Go through the material below and copy each line exactly.
Segment Start: INPUT
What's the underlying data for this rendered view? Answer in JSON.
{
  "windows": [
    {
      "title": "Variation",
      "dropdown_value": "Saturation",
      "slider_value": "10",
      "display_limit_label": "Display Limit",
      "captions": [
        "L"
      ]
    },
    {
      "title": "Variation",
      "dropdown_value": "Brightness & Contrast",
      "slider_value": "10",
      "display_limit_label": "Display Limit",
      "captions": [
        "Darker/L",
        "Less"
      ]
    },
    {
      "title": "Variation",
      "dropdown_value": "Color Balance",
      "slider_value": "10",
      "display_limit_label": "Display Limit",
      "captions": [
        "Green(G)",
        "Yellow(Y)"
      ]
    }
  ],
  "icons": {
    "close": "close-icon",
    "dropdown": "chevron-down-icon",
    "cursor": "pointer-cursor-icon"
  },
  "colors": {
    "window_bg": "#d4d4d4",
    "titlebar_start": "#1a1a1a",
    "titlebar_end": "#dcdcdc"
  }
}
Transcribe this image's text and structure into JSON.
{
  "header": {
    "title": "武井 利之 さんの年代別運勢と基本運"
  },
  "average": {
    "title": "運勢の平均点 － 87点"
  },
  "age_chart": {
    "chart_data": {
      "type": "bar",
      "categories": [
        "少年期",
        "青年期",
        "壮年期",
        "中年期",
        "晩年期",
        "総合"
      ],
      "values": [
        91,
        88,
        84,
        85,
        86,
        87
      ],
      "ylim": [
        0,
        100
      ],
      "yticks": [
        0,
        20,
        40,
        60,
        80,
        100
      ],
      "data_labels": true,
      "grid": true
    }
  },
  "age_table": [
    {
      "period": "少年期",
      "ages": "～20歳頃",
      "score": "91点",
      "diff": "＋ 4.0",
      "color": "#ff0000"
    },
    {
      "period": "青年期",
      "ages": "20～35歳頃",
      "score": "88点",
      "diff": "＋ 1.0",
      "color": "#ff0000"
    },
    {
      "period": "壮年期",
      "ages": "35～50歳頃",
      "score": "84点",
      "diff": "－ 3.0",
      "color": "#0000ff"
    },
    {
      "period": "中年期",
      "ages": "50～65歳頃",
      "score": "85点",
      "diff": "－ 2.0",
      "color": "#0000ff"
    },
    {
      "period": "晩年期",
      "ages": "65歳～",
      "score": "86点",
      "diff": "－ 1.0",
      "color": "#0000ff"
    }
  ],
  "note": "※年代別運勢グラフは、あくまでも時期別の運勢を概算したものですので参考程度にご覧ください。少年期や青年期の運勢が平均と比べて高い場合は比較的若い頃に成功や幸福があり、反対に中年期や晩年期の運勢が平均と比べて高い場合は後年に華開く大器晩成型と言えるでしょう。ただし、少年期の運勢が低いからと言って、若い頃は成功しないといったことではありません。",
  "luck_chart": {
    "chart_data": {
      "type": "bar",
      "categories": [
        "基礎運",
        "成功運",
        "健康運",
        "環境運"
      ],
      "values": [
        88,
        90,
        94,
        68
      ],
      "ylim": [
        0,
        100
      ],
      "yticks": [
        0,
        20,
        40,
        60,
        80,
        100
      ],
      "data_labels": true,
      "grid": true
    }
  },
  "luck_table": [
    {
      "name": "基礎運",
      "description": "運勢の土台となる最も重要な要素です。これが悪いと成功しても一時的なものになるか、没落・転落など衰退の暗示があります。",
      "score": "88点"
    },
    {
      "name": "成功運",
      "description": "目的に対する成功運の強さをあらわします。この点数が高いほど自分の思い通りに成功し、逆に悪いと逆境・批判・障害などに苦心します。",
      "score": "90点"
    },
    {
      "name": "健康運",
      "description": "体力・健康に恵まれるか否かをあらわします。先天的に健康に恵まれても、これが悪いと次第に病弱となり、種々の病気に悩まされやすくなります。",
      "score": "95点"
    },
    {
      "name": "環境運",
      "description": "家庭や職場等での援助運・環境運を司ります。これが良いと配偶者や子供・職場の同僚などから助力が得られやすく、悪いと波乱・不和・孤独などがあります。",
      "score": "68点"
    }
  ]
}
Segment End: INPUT
* OUTPUT:
What's the underlying data for this rendered view? Answer in JSON.
{
  "windows": [
    {
      "title": "Variation",
      "dropdown_value": "Saturation",
      "slider_value": "10",
      "display_limit_label": "Display Limit",
      "captions": [
        "L"
      ]
    },
    {
      "title": "Variation",
      "dropdown_value": "Brightness & Contrast",
      "slider_value": "10",
      "display_limit_label": "Display Limit",
      "captions": [
        "Darker/L",
        "Less"
      ]
    },
    {
      "title": "Variation",
      "dropdown_value": "Color Balance",
      "slider_value": "10",
      "display_limit_label": "Display Limit",
      "captions": [
        "Green(G)",
        "Yellow(Y)"
      ]
    }
  ],
  "icons": {
    "close": "close-icon",
    "dropdown": "chevron-down-icon",
    "cursor": "pointer-cursor-icon"
  },
  "colors": {
    "window_bg": "#d4d4d4",
    "titlebar_start": "#1a1a1a",
    "titlebar_end": "#dcdcdc"
  }
}
Transcribe this image's text and structure into JSON.
{
  "header": {
    "title": "武井 利之 さんの年代別運勢と基本運"
  },
  "average": {
    "title": "運勢の平均点 － 87点"
  },
  "age_chart": {
    "chart_data": {
      "type": "bar",
      "categories": [
        "少年期",
        "青年期",
        "壮年期",
        "中年期",
        "晩年期",
        "総合"
      ],
      "values": [
        91,
        88,
        84,
        85,
        86,
        87
      ],
      "ylim": [
        0,
        100
      ],
      "yticks": [
        0,
        20,
        40,
        60,
        80,
        100
      ],
      "data_labels": true,
      "grid": true
    }
  },
  "age_table": [
    {
      "period": "少年期",
      "ages": "～20歳頃",
      "score": "91点",
      "diff": "＋ 4.0",
      "color": "#ff0000"
    },
    {
      "period": "青年期",
      "ages": "20～35歳頃",
      "score": "88点",
      "diff": "＋ 1.0",
      "color": "#ff0000"
    },
    {
      "period": "壮年期",
      "ages": "35～50歳頃",
      "score": "84点",
      "diff": "－ 3.0",
      "color": "#0000ff"
    },
    {
      "period": "中年期",
      "ages": "50～65歳頃",
      "score": "85点",
      "diff": "－ 2.0",
      "color": "#0000ff"
    },
    {
      "period": "晩年期",
      "ages": "65歳～",
      "score": "86点",
      "diff": "－ 1.0",
      "color": "#0000ff"
    }
  ],
  "note": "※年代別運勢グラフは、あくまでも時期別の運勢を概算したものですので参考程度にご覧ください。少年期や青年期の運勢が平均と比べて高い場合は比較的若い頃に成功や幸福があり、反対に中年期や晩年期の運勢が平均と比べて高い場合は後年に華開く大器晩成型と言えるでしょう。ただし、少年期の運勢が低いからと言って、若い頃は成功しないといったことではありません。",
  "luck_chart": {
    "chart_data": {
      "type": "bar",
      "categories": [
        "基礎運",
        "成功運",
        "健康運",
        "環境運"
      ],
      "values": [
        88,
        90,
        94,
        68
      ],
      "ylim": [
        0,
        100
      ],
      "yticks": [
        0,
        20,
        40,
        60,
        80,
        100
      ],
      "data_labels": true,
      "grid": true
    }
  },
  "luck_table": [
    {
      "name": "基礎運",
      "description": "運勢の土台となる最も重要な要素です。これが悪いと成功しても一時的なものになるか、没落・転落など衰退の暗示があります。",
      "score": "88点"
    },
    {
      "name": "成功運",
      "description": "目的に対する成功運の強さをあらわします。この点数が高いほど自分の思い通りに成功し、逆に悪いと逆境・批判・障害などに苦心します。",
      "score": "90点"
    },
    {
      "name": "健康運",
      "description": "体力・健康に恵まれるか否かをあらわします。先天的に健康に恵まれても、これが悪いと次第に病弱となり、種々の病気に悩まされやすくなります。",
      "score": "95点"
    },
    {
      "name": "環境運",
      "description": "家庭や職場等での援助運・環境運を司ります。これが良いと配偶者や子供・職場の同僚などから助力が得られやすく、悪いと波乱・不和・孤独などがあります。",
      "score": "68点"
    }
  ]
}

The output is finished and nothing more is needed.